PROBLEM:
Leaving out the pictures, copy each record below exactly.

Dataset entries
• • •

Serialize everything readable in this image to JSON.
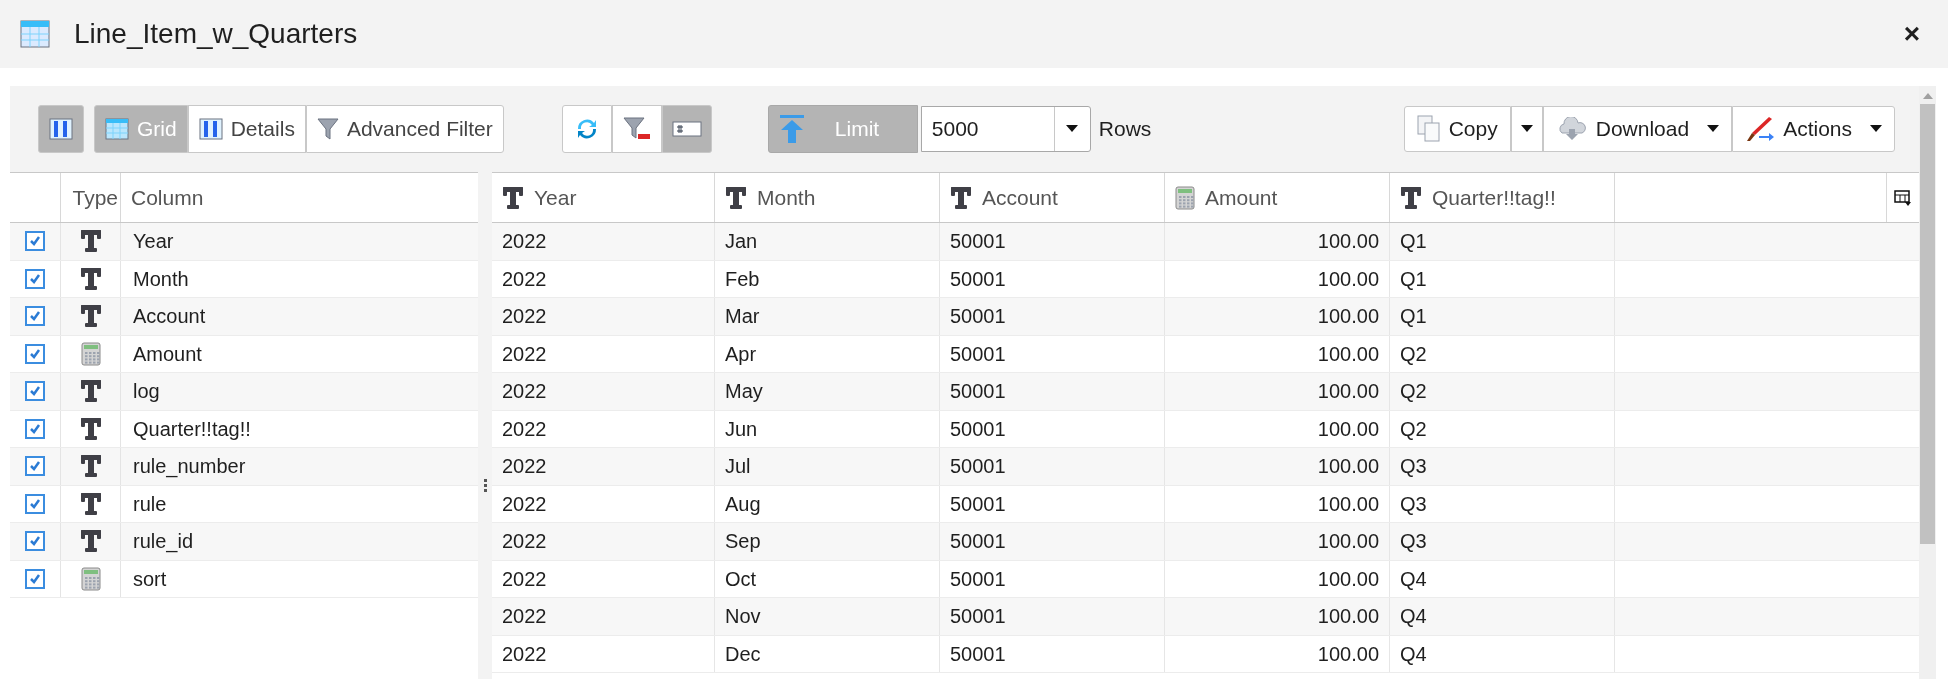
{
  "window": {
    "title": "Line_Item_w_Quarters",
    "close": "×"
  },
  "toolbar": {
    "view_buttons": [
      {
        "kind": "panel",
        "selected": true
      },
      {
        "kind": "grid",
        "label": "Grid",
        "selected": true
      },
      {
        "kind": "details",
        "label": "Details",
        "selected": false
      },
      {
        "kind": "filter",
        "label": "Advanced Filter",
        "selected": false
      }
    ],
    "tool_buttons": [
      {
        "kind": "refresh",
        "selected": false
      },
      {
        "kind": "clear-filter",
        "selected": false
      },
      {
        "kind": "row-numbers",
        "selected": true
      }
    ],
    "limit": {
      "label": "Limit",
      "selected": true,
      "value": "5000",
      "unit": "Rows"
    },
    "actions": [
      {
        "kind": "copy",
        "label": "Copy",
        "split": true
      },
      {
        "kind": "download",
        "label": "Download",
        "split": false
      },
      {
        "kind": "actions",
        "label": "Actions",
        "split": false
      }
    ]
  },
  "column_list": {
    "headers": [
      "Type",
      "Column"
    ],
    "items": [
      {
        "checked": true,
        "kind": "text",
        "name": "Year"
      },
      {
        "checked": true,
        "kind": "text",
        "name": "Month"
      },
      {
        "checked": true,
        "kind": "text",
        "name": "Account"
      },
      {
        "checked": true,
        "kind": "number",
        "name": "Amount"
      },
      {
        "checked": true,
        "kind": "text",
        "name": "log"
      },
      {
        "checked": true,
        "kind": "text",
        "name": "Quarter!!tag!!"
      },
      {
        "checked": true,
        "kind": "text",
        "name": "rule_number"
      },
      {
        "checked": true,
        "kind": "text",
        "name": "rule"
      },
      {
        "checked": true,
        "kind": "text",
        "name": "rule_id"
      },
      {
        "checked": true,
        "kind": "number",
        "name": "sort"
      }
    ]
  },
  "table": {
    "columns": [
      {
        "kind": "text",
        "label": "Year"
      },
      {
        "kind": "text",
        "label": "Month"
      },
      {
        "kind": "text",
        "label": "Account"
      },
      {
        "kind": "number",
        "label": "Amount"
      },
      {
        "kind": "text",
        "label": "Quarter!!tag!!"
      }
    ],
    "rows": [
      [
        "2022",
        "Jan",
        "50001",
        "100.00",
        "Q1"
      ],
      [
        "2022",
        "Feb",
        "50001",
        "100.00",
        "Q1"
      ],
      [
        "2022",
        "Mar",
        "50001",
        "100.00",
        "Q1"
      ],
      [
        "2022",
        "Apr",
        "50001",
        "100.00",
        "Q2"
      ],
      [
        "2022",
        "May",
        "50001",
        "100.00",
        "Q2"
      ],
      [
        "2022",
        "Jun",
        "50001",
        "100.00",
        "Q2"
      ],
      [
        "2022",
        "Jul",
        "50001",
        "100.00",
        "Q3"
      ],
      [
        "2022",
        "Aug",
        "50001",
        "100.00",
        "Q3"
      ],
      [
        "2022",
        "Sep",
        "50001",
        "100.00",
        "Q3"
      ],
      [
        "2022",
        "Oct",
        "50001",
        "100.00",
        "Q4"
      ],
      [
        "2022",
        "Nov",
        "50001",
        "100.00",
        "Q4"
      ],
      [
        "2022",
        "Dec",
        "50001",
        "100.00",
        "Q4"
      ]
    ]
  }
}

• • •

COMPLETED TASK:
Serialize everything readable in this image to JSON.
{
  "window": {
    "title": "Line_Item_w_Quarters",
    "close": "×"
  },
  "toolbar": {
    "view_buttons": [
      {
        "kind": "panel",
        "selected": true
      },
      {
        "kind": "grid",
        "label": "Grid",
        "selected": true
      },
      {
        "kind": "details",
        "label": "Details",
        "selected": false
      },
      {
        "kind": "filter",
        "label": "Advanced Filter",
        "selected": false
      }
    ],
    "tool_buttons": [
      {
        "kind": "refresh",
        "selected": false
      },
      {
        "kind": "clear-filter",
        "selected": false
      },
      {
        "kind": "row-numbers",
        "selected": true
      }
    ],
    "limit": {
      "label": "Limit",
      "selected": true,
      "value": "5000",
      "unit": "Rows"
    },
    "actions": [
      {
        "kind": "copy",
        "label": "Copy",
        "split": true
      },
      {
        "kind": "download",
        "label": "Download",
        "split": false
      },
      {
        "kind": "actions",
        "label": "Actions",
        "split": false
      }
    ]
  },
  "column_list": {
    "headers": [
      "Type",
      "Column"
    ],
    "items": [
      {
        "checked": true,
        "kind": "text",
        "name": "Year"
      },
      {
        "checked": true,
        "kind": "text",
        "name": "Month"
      },
      {
        "checked": true,
        "kind": "text",
        "name": "Account"
      },
      {
        "checked": true,
        "kind": "number",
        "name": "Amount"
      },
      {
        "checked": true,
        "kind": "text",
        "name": "log"
      },
      {
        "checked": true,
        "kind": "text",
        "name": "Quarter!!tag!!"
      },
      {
        "checked": true,
        "kind": "text",
        "name": "rule_number"
      },
      {
        "checked": true,
        "kind": "text",
        "name": "rule"
      },
      {
        "checked": true,
        "kind": "text",
        "name": "rule_id"
      },
      {
        "checked": true,
        "kind": "number",
        "name": "sort"
      }
    ]
  },
  "table": {
    "columns": [
      {
        "kind": "text",
        "label": "Year"
      },
      {
        "kind": "text",
        "label": "Month"
      },
      {
        "kind": "text",
        "label": "Account"
      },
      {
        "kind": "number",
        "label": "Amount"
      },
      {
        "kind": "text",
        "label": "Quarter!!tag!!"
      }
    ],
    "rows": [
      [
        "2022",
        "Jan",
        "50001",
        "100.00",
        "Q1"
      ],
      [
        "2022",
        "Feb",
        "50001",
        "100.00",
        "Q1"
      ],
      [
        "2022",
        "Mar",
        "50001",
        "100.00",
        "Q1"
      ],
      [
        "2022",
        "Apr",
        "50001",
        "100.00",
        "Q2"
      ],
      [
        "2022",
        "May",
        "50001",
        "100.00",
        "Q2"
      ],
      [
        "2022",
        "Jun",
        "50001",
        "100.00",
        "Q2"
      ],
      [
        "2022",
        "Jul",
        "50001",
        "100.00",
        "Q3"
      ],
      [
        "2022",
        "Aug",
        "50001",
        "100.00",
        "Q3"
      ],
      [
        "2022",
        "Sep",
        "50001",
        "100.00",
        "Q3"
      ],
      [
        "2022",
        "Oct",
        "50001",
        "100.00",
        "Q4"
      ],
      [
        "2022",
        "Nov",
        "50001",
        "100.00",
        "Q4"
      ],
      [
        "2022",
        "Dec",
        "50001",
        "100.00",
        "Q4"
      ]
    ]
  }
}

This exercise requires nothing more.